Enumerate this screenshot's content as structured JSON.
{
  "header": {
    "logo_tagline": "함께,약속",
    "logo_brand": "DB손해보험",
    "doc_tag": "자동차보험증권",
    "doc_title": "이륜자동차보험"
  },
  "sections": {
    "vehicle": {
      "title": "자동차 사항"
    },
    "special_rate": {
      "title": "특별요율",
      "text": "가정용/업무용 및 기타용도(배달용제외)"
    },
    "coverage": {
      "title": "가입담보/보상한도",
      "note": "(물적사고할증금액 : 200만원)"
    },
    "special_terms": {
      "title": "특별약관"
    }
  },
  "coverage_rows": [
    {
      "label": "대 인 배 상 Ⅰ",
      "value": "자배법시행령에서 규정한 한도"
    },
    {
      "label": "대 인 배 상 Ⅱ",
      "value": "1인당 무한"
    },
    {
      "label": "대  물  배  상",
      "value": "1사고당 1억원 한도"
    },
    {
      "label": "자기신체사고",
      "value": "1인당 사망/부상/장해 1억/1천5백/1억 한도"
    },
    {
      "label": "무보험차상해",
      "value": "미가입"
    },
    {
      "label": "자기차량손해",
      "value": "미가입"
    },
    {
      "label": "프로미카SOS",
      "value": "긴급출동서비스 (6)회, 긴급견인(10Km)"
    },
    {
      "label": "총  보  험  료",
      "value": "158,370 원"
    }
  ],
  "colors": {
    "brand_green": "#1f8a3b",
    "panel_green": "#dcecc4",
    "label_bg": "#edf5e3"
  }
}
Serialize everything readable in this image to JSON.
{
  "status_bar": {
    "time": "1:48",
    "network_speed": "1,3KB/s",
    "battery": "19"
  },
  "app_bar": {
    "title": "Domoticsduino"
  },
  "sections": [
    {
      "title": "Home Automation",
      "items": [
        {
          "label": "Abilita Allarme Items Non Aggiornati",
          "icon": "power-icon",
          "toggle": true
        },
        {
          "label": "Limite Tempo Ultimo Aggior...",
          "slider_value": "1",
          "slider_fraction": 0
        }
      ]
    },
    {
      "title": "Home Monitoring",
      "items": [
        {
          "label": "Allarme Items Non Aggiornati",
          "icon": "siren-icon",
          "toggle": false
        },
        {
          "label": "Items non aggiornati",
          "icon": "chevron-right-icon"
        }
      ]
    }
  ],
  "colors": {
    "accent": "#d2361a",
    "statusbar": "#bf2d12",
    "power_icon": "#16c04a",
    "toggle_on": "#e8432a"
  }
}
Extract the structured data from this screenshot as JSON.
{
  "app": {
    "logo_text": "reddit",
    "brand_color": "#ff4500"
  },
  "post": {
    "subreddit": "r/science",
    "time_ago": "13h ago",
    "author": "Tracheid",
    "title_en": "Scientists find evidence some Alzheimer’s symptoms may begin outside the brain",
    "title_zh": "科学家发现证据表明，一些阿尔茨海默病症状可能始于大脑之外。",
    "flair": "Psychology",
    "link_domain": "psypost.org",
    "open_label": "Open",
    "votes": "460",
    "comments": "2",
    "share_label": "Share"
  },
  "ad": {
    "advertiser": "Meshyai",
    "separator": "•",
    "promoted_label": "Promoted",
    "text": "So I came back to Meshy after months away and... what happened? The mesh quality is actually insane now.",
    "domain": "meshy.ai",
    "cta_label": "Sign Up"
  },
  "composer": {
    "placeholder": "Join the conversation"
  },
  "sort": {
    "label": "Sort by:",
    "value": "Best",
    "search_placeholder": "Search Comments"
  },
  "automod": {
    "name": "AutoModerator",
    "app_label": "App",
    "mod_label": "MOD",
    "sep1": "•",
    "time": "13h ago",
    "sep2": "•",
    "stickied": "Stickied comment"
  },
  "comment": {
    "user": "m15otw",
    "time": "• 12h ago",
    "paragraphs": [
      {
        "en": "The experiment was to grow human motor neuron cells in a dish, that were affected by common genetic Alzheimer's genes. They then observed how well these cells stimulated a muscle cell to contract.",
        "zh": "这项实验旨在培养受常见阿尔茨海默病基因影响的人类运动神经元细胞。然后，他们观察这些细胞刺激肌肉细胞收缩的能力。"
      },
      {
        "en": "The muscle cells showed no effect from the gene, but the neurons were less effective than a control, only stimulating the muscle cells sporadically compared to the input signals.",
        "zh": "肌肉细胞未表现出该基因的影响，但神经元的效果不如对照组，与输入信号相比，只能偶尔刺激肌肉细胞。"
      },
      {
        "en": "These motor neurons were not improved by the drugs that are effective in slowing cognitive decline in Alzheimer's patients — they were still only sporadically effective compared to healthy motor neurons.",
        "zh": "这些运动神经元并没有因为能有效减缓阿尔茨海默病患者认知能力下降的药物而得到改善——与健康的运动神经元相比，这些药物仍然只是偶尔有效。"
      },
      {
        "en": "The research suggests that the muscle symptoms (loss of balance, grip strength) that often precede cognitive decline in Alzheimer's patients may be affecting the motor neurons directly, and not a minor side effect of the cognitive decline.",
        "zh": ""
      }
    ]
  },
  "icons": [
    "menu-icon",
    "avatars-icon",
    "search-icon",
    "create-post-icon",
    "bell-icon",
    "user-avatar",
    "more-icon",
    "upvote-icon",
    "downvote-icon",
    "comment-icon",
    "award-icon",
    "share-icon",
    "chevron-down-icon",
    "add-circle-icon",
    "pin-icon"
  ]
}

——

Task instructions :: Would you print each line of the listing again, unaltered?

Solution to this problem ::
Enumerate this screenshot's content as structured JSON.
{
  "header": {
    "logo_tagline": "함께,약속",
    "logo_brand": "DB손해보험",
    "doc_tag": "자동차보험증권",
    "doc_title": "이륜자동차보험"
  },
  "sections": {
    "vehicle": {
      "title": "자동차 사항"
    },
    "special_rate": {
      "title": "특별요율",
      "text": "가정용/업무용 및 기타용도(배달용제외)"
    },
    "coverage": {
      "title": "가입담보/보상한도",
      "note": "(물적사고할증금액 : 200만원)"
    },
    "special_terms": {
      "title": "특별약관"
    }
  },
  "coverage_rows": [
    {
      "label": "대 인 배 상 Ⅰ",
      "value": "자배법시행령에서 규정한 한도"
    },
    {
      "label": "대 인 배 상 Ⅱ",
      "value": "1인당 무한"
    },
    {
      "label": "대  물  배  상",
      "value": "1사고당 1억원 한도"
    },
    {
      "label": "자기신체사고",
      "value": "1인당 사망/부상/장해 1억/1천5백/1억 한도"
    },
    {
      "label": "무보험차상해",
      "value": "미가입"
    },
    {
      "label": "자기차량손해",
      "value": "미가입"
    },
    {
      "label": "프로미카SOS",
      "value": "긴급출동서비스 (6)회, 긴급견인(10Km)"
    },
    {
      "label": "총  보  험  료",
      "value": "158,370 원"
    }
  ],
  "colors": {
    "brand_green": "#1f8a3b",
    "panel_green": "#dcecc4",
    "label_bg": "#edf5e3"
  }
}
Serialize everything readable in this image to JSON.
{
  "status_bar": {
    "time": "1:48",
    "network_speed": "1,3KB/s",
    "battery": "19"
  },
  "app_bar": {
    "title": "Domoticsduino"
  },
  "sections": [
    {
      "title": "Home Automation",
      "items": [
        {
          "label": "Abilita Allarme Items Non Aggiornati",
          "icon": "power-icon",
          "toggle": true
        },
        {
          "label": "Limite Tempo Ultimo Aggior...",
          "slider_value": "1",
          "slider_fraction": 0
        }
      ]
    },
    {
      "title": "Home Monitoring",
      "items": [
        {
          "label": "Allarme Items Non Aggiornati",
          "icon": "siren-icon",
          "toggle": false
        },
        {
          "label": "Items non aggiornati",
          "icon": "chevron-right-icon"
        }
      ]
    }
  ],
  "colors": {
    "accent": "#d2361a",
    "statusbar": "#bf2d12",
    "power_icon": "#16c04a",
    "toggle_on": "#e8432a"
  }
}
Extract the structured data from this screenshot as JSON.
{
  "app": {
    "logo_text": "reddit",
    "brand_color": "#ff4500"
  },
  "post": {
    "subreddit": "r/science",
    "time_ago": "13h ago",
    "author": "Tracheid",
    "title_en": "Scientists find evidence some Alzheimer’s symptoms may begin outside the brain",
    "title_zh": "科学家发现证据表明，一些阿尔茨海默病症状可能始于大脑之外。",
    "flair": "Psychology",
    "link_domain": "psypost.org",
    "open_label": "Open",
    "votes": "460",
    "comments": "2",
    "share_label": "Share"
  },
  "ad": {
    "advertiser": "Meshyai",
    "separator": "•",
    "promoted_label": "Promoted",
    "text": "So I came back to Meshy after months away and... what happened? The mesh quality is actually insane now.",
    "domain": "meshy.ai",
    "cta_label": "Sign Up"
  },
  "composer": {
    "placeholder": "Join the conversation"
  },
  "sort": {
    "label": "Sort by:",
    "value": "Best",
    "search_placeholder": "Search Comments"
  },
  "automod": {
    "name": "AutoModerator",
    "app_label": "App",
    "mod_label": "MOD",
    "sep1": "•",
    "time": "13h ago",
    "sep2": "•",
    "stickied": "Stickied comment"
  },
  "comment": {
    "user": "m15otw",
    "time": "• 12h ago",
    "paragraphs": [
      {
        "en": "The experiment was to grow human motor neuron cells in a dish, that were affected by common genetic Alzheimer's genes. They then observed how well these cells stimulated a muscle cell to contract.",
        "zh": "这项实验旨在培养受常见阿尔茨海默病基因影响的人类运动神经元细胞。然后，他们观察这些细胞刺激肌肉细胞收缩的能力。"
      },
      {
        "en": "The muscle cells showed no effect from the gene, but the neurons were less effective than a control, only stimulating the muscle cells sporadically compared to the input signals.",
        "zh": "肌肉细胞未表现出该基因的影响，但神经元的效果不如对照组，与输入信号相比，只能偶尔刺激肌肉细胞。"
      },
      {
        "en": "These motor neurons were not improved by the drugs that are effective in slowing cognitive decline in Alzheimer's patients — they were still only sporadically effective compared to healthy motor neurons.",
        "zh": "这些运动神经元并没有因为能有效减缓阿尔茨海默病患者认知能力下降的药物而得到改善——与健康的运动神经元相比，这些药物仍然只是偶尔有效。"
      },
      {
        "en": "The research suggests that the muscle symptoms (loss of balance, grip strength) that often precede cognitive decline in Alzheimer's patients may be affecting the motor neurons directly, and not a minor side effect of the cognitive decline.",
        "zh": ""
      }
    ]
  },
  "icons": [
    "menu-icon",
    "avatars-icon",
    "search-icon",
    "create-post-icon",
    "bell-icon",
    "user-avatar",
    "more-icon",
    "upvote-icon",
    "downvote-icon",
    "comment-icon",
    "award-icon",
    "share-icon",
    "chevron-down-icon",
    "add-circle-icon",
    "pin-icon"
  ]
}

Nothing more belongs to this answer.